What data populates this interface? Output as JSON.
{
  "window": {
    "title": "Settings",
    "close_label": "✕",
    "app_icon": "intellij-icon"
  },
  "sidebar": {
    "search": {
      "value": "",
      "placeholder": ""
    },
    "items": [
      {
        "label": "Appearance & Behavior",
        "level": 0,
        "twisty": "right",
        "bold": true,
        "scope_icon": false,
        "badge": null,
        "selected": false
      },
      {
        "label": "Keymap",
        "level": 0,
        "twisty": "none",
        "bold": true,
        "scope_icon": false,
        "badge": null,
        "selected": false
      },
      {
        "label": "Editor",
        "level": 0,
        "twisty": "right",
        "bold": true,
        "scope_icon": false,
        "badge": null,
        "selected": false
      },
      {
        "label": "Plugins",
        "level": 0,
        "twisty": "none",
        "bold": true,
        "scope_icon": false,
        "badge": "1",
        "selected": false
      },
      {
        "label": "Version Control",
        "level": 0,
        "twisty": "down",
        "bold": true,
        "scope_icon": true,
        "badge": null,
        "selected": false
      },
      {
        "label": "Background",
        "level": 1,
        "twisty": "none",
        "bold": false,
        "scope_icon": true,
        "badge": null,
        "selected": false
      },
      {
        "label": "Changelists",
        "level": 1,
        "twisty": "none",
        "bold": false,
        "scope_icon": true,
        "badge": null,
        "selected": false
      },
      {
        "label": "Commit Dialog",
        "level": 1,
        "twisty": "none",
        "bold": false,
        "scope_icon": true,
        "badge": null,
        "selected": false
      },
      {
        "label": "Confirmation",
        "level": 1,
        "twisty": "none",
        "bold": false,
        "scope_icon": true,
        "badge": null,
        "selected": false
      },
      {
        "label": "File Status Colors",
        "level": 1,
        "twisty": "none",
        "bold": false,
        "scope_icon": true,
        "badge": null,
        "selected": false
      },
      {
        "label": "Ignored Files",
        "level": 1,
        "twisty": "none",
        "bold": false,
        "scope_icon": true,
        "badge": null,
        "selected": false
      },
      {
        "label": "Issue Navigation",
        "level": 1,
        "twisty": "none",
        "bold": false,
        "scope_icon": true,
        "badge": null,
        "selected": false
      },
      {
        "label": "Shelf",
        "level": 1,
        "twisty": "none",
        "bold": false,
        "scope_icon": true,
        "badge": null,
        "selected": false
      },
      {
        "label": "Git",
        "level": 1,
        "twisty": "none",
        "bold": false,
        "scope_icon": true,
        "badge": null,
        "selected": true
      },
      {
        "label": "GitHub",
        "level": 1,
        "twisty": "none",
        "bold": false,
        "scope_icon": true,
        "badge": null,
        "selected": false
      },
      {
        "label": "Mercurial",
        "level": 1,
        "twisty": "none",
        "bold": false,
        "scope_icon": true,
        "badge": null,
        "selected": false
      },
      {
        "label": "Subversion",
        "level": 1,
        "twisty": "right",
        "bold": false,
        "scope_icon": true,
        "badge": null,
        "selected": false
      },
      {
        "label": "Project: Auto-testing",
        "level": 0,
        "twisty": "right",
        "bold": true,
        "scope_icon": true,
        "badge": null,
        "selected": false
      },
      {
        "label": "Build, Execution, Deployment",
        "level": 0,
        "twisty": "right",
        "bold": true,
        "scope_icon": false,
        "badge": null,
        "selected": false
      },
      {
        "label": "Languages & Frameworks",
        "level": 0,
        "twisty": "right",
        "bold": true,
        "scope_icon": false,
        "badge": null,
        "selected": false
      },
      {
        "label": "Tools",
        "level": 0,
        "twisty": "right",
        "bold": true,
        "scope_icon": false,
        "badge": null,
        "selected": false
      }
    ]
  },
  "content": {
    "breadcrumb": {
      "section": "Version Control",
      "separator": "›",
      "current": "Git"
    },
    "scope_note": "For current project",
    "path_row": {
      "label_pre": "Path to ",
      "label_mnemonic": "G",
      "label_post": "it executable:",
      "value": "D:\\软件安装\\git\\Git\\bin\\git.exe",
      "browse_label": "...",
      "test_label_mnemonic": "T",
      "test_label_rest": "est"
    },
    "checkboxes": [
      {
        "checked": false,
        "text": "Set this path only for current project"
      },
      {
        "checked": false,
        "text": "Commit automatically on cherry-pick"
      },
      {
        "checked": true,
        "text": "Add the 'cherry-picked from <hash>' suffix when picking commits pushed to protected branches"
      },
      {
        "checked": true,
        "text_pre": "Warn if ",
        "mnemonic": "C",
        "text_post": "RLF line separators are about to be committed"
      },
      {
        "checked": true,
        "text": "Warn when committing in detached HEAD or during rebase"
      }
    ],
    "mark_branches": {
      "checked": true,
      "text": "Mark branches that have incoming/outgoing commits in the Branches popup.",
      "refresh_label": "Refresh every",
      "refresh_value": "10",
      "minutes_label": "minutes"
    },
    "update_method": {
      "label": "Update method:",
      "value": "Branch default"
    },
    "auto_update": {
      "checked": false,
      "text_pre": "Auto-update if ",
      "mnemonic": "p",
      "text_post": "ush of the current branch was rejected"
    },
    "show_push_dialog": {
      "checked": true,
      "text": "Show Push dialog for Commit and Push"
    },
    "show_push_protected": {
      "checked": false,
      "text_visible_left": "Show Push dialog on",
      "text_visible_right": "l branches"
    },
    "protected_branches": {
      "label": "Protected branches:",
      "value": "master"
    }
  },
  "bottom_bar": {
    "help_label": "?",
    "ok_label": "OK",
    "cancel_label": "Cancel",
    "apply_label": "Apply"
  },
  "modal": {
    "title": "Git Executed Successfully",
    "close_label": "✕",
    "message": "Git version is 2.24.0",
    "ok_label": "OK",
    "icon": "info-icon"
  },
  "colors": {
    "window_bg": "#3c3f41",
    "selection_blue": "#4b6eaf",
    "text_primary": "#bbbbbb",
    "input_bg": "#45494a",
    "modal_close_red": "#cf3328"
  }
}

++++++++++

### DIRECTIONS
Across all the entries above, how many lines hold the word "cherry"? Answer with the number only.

### EXERCISE SOLUTION
2